Sales associates have limited time and capacity to fulfill their obligations. How many have walked out of a sales call after a very successful appointment only to feel the frustration of having sold only five of their twenty-five manufacturers? How much of their sales time and ability to bring a focus has been spent on line organization, updating, and difficult conversations with a manufacturer over poor sales, and feeling the guilt of only performing for a few? All of this energy has been expended for a group of manufacturers that may represent less than 20% of their sales! Consider the value of these efforts had they been directed toward the associate’s most valuable manufacturers. We only have a limited amount of mind space; it cannot be wasted.

Today’s market conditions require a very realistic approach to one’s capacity. Sales agencies cannot lose sight of their priority manufacturers. They deserve our devoted and uncluttered attention. None of us has the time to waste in needless conversation with manufacturers who provide limited opportunity or future growth potential for our organizations. In addition, we are doing a disservice to these manufacturers due to our inability to bring a reasonable focus to their presentation. If you cannot realistically support them, encourage them to find someone who can.

As manufacturers or sales agencies, we must keep our eye on the ball. Similar to the fish in the sea, some priorities are whales and some are minnows. Remember, every allocation of time is at the expense of time that could be devoted to a higher priority.

Personal Regards,

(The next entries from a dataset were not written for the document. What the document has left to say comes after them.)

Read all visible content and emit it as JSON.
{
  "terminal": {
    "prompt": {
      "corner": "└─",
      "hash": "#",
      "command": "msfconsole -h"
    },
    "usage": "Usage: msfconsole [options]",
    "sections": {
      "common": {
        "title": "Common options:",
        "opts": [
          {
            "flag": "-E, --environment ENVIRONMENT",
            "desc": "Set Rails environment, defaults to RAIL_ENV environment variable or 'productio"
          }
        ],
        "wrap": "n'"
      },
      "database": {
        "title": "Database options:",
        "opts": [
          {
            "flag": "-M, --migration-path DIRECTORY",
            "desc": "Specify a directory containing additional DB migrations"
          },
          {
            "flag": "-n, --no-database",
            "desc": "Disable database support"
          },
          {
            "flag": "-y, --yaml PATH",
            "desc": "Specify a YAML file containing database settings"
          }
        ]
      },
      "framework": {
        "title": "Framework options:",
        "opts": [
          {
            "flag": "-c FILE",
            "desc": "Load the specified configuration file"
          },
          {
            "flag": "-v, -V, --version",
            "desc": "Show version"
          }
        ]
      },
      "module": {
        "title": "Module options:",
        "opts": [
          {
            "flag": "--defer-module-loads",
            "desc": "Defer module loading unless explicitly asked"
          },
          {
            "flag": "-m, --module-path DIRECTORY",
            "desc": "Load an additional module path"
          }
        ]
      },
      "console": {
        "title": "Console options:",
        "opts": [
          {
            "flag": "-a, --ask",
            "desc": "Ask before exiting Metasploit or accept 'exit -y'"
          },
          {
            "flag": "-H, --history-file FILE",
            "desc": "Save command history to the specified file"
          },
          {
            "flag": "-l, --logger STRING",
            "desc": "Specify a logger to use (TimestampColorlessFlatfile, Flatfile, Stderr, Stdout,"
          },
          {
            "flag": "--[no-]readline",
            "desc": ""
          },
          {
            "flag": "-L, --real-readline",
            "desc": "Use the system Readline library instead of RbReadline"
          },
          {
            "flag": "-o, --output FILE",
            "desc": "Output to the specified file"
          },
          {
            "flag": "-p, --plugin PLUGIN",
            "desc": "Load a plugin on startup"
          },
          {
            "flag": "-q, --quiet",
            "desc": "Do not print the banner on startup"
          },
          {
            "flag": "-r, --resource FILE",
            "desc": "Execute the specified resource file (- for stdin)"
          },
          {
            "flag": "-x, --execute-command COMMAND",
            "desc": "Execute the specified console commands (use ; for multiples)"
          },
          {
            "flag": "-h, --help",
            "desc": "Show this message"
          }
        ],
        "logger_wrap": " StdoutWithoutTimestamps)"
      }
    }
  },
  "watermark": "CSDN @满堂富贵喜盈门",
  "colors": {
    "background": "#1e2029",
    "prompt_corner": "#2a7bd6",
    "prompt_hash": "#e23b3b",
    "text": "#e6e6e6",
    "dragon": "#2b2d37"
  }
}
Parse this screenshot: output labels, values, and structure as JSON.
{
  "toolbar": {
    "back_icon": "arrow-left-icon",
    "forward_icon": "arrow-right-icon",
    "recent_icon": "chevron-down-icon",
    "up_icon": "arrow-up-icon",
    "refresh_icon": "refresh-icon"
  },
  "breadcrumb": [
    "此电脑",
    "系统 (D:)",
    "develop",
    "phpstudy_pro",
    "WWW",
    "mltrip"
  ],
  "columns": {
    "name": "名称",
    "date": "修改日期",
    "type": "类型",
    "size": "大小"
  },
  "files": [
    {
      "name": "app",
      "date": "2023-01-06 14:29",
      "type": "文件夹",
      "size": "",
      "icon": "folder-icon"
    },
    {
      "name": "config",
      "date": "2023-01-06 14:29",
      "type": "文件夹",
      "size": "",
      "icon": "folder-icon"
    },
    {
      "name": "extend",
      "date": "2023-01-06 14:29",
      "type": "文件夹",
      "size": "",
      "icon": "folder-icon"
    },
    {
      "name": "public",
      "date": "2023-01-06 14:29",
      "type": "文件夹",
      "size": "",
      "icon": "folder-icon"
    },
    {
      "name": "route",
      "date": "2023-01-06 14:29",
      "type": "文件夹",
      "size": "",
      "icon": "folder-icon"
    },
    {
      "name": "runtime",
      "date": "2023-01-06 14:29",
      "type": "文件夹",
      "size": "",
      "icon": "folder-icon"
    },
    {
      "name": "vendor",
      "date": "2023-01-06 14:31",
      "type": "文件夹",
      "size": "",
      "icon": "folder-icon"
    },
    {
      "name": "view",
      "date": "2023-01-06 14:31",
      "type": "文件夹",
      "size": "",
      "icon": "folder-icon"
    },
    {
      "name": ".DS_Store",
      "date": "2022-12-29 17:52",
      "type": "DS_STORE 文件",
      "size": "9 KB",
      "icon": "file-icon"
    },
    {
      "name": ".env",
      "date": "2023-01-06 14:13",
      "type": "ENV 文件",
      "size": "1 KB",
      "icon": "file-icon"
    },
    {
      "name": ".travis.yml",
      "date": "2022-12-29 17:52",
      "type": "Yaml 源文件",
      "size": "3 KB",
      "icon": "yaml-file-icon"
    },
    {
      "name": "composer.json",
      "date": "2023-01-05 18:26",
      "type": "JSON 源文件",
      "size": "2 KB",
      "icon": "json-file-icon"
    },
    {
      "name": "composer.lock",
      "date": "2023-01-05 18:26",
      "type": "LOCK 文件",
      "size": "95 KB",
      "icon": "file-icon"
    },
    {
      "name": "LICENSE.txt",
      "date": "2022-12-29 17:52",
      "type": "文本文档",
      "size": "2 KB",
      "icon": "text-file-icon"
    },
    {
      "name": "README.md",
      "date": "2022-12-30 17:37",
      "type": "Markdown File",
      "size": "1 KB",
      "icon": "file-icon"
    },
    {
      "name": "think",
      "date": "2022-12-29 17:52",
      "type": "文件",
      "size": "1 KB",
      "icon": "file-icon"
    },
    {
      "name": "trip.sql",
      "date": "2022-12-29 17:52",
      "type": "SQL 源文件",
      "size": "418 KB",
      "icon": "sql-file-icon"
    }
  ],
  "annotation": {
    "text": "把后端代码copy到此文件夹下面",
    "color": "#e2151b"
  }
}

INTERPERSONAL© is published by INTERPERSONALBIZ.COM, Keenan Longcor, Editor, ©2008. Duplication of this publication is permitted for both personal and business use. Excerpts may only be quoted with acknowledgment of INTERPERSONAL/INTERPERSONALBIZ.ORG as the source. For re-publication rights, please contact the editor at KEENAN@INTERPERSONALBIZ.COM